● WORK INSTRUCTION
Copy all lines of the listing that include the string "icon".

● MATERIAL FOR THE TASK
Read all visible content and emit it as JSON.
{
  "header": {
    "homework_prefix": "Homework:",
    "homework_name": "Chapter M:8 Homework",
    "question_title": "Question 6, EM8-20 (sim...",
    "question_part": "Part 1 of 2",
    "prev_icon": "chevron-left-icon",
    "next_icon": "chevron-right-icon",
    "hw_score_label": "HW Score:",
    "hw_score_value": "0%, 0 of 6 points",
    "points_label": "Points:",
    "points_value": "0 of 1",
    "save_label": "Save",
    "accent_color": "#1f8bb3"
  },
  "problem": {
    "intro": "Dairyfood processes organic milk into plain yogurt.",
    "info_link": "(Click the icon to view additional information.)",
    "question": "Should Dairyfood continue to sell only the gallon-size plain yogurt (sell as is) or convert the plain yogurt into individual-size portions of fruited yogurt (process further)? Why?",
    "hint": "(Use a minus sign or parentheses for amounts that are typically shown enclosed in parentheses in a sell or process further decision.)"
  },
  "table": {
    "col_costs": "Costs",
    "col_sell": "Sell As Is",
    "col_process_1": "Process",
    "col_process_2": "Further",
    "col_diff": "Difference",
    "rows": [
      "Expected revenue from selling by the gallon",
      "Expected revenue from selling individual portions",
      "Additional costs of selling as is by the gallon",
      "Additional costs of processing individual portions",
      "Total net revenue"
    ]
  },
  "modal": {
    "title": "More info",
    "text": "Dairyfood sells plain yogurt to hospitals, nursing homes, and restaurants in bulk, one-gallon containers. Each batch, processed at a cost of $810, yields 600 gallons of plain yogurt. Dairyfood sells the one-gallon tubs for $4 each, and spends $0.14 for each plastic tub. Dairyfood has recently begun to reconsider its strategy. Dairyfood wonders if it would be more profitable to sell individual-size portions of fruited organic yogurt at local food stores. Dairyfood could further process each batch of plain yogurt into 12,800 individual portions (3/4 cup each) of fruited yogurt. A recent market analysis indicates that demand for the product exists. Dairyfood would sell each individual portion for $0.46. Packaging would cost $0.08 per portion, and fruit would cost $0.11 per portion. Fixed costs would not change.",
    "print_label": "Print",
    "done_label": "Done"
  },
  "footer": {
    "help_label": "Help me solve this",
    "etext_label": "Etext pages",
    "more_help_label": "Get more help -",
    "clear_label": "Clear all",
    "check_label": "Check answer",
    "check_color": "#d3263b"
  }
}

● EXPECTED ANSWER
    "prev_icon": "chevron-left-icon",
    "next_icon": "chevron-right-icon",
    "info_link": "(Click the icon to view additional information.)",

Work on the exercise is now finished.